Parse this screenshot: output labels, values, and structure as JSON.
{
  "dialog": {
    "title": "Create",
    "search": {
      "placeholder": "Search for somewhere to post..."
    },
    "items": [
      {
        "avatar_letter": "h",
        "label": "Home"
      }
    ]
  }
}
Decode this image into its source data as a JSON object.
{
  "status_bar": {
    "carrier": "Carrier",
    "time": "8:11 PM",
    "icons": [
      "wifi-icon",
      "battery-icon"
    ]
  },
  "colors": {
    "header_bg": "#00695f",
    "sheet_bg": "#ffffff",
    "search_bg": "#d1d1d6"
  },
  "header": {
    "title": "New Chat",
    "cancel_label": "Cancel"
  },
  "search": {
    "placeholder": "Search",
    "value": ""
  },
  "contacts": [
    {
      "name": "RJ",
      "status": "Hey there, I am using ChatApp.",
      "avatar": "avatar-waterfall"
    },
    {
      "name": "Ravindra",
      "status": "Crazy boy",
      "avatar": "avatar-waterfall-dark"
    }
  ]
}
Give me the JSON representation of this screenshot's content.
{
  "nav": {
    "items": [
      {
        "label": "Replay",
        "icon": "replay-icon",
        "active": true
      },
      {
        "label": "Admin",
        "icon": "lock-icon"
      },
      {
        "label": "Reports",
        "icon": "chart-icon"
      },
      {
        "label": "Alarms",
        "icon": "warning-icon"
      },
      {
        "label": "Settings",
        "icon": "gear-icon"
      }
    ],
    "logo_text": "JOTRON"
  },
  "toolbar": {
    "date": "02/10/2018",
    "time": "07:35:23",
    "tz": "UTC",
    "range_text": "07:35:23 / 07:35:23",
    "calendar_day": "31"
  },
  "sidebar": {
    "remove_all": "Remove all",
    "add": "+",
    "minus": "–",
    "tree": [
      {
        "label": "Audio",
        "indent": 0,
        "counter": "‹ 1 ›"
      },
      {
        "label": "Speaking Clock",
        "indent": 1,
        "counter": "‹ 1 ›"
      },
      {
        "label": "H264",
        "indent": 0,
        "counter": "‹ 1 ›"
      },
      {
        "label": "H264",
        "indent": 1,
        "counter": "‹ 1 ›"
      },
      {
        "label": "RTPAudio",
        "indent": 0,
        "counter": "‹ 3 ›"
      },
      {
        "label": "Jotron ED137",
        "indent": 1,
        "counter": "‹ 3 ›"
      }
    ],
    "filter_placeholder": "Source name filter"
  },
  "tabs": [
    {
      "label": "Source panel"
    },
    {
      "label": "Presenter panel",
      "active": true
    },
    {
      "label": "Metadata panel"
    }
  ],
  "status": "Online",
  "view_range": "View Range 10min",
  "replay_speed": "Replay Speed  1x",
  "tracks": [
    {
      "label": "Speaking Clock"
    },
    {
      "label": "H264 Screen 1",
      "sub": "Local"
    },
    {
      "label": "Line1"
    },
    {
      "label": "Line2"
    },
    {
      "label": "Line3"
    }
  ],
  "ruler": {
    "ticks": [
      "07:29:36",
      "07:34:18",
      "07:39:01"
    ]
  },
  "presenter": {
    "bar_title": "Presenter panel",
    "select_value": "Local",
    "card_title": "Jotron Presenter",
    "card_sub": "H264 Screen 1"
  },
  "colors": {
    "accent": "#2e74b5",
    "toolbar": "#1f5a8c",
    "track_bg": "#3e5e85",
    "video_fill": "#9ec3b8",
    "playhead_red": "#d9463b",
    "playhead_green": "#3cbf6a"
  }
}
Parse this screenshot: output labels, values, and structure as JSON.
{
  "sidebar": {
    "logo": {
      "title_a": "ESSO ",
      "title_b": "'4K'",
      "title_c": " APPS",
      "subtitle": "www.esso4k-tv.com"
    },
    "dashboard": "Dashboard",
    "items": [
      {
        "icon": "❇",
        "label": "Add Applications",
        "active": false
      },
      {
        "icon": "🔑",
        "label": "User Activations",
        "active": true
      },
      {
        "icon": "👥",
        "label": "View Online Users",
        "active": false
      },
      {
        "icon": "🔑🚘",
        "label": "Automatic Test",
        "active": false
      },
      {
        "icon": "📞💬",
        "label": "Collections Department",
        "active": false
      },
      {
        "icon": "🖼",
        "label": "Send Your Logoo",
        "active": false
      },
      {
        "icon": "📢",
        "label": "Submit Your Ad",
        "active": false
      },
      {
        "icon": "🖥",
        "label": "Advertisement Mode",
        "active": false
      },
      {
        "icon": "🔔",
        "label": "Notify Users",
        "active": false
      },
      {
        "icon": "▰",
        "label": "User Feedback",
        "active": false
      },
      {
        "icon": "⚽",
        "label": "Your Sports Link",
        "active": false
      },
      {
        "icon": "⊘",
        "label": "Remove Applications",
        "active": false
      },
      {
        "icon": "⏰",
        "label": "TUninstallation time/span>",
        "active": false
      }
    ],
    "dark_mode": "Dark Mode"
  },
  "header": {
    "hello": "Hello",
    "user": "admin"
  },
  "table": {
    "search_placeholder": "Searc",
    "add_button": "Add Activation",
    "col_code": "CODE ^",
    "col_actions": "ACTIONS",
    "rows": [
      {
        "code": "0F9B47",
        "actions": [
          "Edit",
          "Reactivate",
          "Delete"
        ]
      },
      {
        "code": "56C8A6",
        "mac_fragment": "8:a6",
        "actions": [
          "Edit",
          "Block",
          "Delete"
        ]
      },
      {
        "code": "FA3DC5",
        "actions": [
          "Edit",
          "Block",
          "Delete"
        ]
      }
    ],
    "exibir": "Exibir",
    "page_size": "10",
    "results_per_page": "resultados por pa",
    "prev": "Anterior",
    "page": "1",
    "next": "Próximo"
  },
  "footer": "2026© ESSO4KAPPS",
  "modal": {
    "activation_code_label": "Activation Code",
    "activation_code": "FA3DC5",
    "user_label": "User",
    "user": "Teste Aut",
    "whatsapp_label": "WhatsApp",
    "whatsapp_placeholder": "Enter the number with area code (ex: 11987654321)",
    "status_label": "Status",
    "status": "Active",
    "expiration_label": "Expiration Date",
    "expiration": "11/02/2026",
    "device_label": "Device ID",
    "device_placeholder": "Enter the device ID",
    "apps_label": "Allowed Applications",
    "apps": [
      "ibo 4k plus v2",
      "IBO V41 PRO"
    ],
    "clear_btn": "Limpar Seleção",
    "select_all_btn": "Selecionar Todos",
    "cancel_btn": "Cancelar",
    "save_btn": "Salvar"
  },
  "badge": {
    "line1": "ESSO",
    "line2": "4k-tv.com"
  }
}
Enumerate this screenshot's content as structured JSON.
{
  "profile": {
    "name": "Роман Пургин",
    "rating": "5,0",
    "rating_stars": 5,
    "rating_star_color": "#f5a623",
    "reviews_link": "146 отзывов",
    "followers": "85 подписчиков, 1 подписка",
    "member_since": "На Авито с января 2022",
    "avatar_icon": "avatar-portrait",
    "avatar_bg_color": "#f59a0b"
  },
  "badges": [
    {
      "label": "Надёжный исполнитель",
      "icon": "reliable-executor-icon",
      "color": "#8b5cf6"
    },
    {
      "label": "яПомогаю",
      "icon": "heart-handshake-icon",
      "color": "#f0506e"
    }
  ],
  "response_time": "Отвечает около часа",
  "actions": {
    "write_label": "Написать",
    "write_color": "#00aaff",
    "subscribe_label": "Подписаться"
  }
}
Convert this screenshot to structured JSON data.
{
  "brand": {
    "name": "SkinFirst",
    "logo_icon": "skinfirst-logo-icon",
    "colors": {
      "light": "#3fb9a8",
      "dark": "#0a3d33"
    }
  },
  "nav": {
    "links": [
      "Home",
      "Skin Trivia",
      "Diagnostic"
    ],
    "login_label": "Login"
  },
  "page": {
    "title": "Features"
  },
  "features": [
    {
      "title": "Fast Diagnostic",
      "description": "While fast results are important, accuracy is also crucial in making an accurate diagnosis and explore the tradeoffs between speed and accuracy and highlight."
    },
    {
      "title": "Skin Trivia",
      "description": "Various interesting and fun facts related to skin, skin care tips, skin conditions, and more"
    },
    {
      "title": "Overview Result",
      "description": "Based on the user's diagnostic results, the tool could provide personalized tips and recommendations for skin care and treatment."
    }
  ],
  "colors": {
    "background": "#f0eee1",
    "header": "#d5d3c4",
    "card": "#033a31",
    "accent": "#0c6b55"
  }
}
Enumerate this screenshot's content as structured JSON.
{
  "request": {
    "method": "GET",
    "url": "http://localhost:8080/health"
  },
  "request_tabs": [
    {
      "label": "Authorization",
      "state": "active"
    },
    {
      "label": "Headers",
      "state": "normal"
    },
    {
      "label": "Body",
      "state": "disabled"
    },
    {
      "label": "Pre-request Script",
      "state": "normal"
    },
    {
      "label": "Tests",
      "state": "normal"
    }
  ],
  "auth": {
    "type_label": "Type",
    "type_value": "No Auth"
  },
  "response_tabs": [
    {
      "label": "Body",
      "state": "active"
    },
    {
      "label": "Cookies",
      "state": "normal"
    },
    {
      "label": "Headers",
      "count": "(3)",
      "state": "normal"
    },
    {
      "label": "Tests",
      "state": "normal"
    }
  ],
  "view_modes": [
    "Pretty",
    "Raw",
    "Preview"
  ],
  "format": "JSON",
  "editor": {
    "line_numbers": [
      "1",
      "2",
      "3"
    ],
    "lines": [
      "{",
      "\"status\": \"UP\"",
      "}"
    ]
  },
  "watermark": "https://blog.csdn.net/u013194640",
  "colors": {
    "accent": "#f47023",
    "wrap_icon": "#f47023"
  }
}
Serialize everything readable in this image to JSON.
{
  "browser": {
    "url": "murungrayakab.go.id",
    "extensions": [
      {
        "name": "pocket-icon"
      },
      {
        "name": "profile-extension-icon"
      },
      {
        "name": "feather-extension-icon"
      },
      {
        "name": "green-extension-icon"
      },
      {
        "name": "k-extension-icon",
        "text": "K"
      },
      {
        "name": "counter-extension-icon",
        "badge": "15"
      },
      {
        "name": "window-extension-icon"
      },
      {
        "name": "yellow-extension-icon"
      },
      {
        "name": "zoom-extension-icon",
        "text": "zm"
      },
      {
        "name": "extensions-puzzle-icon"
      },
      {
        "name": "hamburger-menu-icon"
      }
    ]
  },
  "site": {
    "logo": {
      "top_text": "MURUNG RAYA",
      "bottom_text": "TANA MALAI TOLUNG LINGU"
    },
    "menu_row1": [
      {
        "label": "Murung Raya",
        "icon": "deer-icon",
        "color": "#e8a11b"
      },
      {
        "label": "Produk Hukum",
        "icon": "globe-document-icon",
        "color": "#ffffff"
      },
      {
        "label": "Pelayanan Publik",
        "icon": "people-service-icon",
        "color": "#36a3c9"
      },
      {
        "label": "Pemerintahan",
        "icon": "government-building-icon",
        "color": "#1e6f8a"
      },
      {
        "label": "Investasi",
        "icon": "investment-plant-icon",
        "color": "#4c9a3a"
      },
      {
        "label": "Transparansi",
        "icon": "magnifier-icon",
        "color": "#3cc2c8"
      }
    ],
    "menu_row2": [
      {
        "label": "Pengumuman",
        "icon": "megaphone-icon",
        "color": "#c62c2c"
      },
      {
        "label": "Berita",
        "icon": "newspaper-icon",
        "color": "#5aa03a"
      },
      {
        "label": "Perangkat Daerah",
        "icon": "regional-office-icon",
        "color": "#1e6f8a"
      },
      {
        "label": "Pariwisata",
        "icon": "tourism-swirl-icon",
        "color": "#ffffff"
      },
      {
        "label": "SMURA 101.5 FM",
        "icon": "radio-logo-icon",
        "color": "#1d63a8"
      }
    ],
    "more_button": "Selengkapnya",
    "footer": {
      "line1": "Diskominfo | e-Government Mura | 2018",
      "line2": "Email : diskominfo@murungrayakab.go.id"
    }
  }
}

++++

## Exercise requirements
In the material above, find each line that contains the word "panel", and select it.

## Written answer
      "label": "Source panel"
      "label": "Presenter panel",
      "label": "Metadata panel"
    "bar_title": "Presenter panel",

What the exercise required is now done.